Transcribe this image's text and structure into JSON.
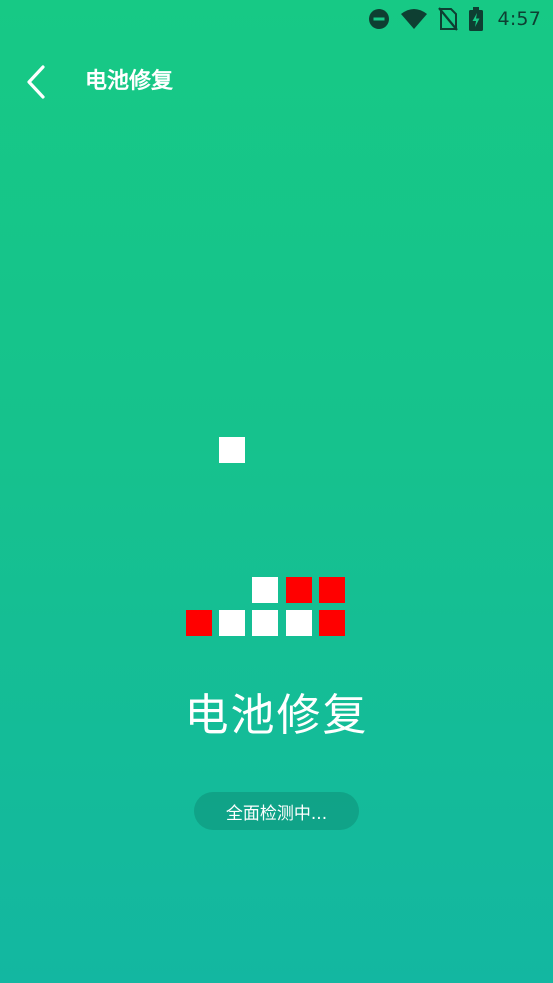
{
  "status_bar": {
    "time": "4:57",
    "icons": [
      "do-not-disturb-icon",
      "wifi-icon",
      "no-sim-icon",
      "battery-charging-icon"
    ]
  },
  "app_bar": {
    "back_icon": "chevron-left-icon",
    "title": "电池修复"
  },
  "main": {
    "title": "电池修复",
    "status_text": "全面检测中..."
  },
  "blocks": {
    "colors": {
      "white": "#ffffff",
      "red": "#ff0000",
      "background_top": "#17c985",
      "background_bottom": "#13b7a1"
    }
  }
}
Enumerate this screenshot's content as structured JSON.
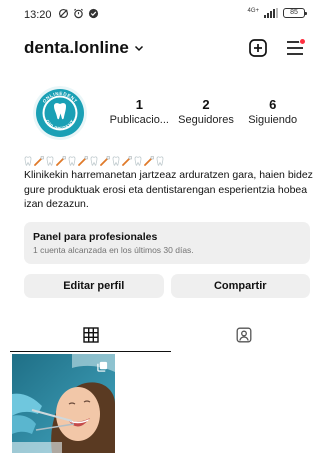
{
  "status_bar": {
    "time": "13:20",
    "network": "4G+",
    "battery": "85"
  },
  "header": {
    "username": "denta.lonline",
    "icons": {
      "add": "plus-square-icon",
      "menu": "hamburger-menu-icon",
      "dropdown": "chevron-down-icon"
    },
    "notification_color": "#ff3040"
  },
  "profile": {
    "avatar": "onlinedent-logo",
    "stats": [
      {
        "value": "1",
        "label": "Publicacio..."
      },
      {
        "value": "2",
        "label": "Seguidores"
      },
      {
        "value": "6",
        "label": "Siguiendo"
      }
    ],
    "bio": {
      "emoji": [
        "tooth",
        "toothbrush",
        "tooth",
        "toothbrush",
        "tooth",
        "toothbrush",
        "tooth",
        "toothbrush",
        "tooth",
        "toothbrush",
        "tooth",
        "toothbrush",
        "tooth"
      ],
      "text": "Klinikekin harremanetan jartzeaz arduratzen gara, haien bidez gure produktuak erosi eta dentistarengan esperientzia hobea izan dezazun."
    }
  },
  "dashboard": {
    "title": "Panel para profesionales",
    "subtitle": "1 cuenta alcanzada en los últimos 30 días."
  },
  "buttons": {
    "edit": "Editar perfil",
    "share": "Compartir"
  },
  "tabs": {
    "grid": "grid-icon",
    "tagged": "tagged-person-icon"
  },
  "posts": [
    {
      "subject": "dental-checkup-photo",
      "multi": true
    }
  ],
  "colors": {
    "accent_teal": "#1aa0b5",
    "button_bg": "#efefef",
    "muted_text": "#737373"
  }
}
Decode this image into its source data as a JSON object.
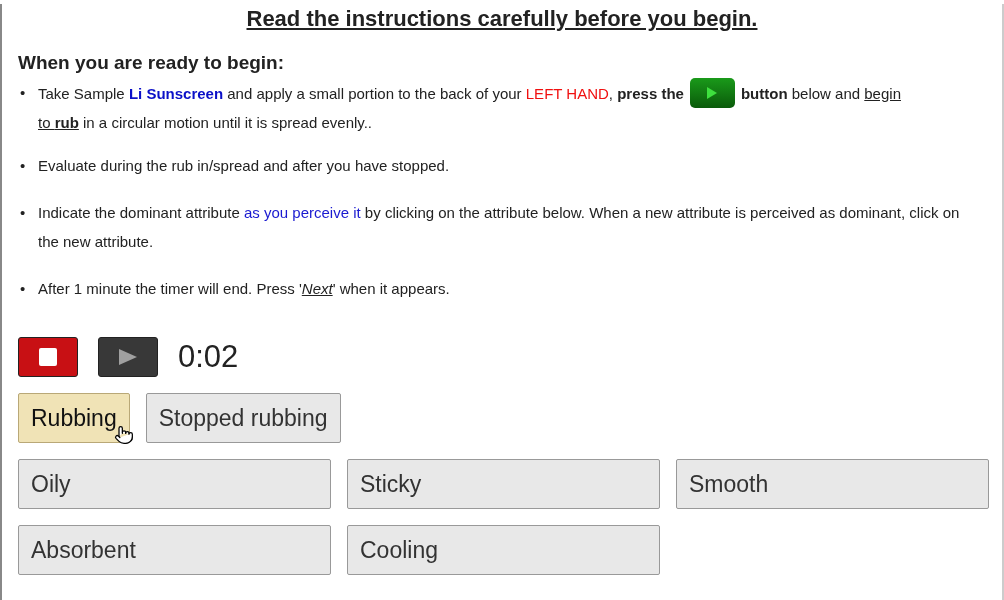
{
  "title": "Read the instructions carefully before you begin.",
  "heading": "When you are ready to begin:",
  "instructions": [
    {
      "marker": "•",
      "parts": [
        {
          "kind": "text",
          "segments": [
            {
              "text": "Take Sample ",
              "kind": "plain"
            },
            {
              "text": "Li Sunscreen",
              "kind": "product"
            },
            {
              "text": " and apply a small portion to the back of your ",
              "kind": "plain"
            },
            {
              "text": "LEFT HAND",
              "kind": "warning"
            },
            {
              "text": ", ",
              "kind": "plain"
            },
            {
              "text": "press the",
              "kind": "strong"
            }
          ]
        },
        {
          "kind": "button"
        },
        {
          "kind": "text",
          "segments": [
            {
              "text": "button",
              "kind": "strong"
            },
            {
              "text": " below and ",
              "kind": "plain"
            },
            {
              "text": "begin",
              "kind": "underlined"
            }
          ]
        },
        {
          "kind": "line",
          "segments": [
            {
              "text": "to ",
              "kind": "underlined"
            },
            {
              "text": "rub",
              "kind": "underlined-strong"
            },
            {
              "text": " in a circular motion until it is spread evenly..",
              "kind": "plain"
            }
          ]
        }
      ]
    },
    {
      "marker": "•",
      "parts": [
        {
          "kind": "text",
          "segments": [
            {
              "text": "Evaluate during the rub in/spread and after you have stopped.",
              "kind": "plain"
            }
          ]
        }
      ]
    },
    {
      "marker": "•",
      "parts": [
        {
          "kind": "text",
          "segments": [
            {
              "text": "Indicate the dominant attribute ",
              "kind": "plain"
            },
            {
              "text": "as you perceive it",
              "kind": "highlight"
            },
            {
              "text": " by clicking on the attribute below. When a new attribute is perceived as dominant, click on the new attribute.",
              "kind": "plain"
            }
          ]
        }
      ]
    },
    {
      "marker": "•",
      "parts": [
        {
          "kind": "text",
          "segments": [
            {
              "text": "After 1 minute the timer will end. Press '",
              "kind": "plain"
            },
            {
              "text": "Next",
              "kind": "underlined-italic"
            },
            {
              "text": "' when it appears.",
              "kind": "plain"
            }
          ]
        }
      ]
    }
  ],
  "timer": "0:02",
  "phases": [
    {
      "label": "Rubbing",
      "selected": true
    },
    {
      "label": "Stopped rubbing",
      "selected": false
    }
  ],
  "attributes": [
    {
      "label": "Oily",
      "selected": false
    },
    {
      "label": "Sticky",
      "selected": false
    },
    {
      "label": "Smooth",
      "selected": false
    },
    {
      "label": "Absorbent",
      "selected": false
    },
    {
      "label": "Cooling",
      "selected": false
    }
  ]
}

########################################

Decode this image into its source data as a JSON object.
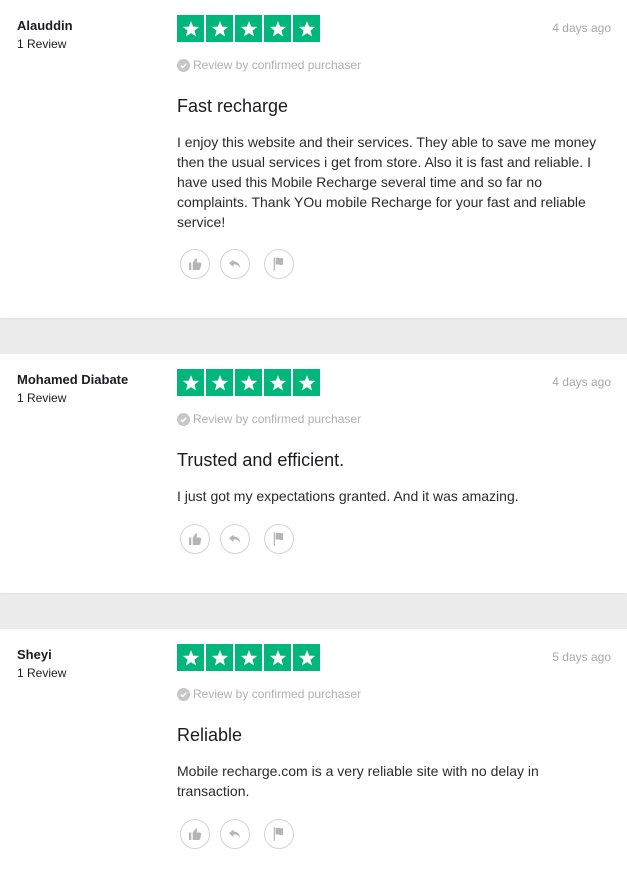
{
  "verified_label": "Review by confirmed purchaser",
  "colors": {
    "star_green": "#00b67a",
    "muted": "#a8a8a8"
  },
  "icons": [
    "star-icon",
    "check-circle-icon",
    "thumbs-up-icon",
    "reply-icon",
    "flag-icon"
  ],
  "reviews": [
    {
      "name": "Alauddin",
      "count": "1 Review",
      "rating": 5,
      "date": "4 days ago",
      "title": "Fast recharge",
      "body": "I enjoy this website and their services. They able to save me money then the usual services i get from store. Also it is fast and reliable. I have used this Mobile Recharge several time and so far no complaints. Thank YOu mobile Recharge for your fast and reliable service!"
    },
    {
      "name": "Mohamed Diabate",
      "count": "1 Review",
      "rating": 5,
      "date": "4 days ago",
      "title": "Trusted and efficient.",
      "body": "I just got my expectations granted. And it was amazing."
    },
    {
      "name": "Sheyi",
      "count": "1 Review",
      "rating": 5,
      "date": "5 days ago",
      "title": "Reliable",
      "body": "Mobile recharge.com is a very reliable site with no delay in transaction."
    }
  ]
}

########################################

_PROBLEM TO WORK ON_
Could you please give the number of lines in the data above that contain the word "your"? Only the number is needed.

_RESULT OF THIS EXERCISE_
2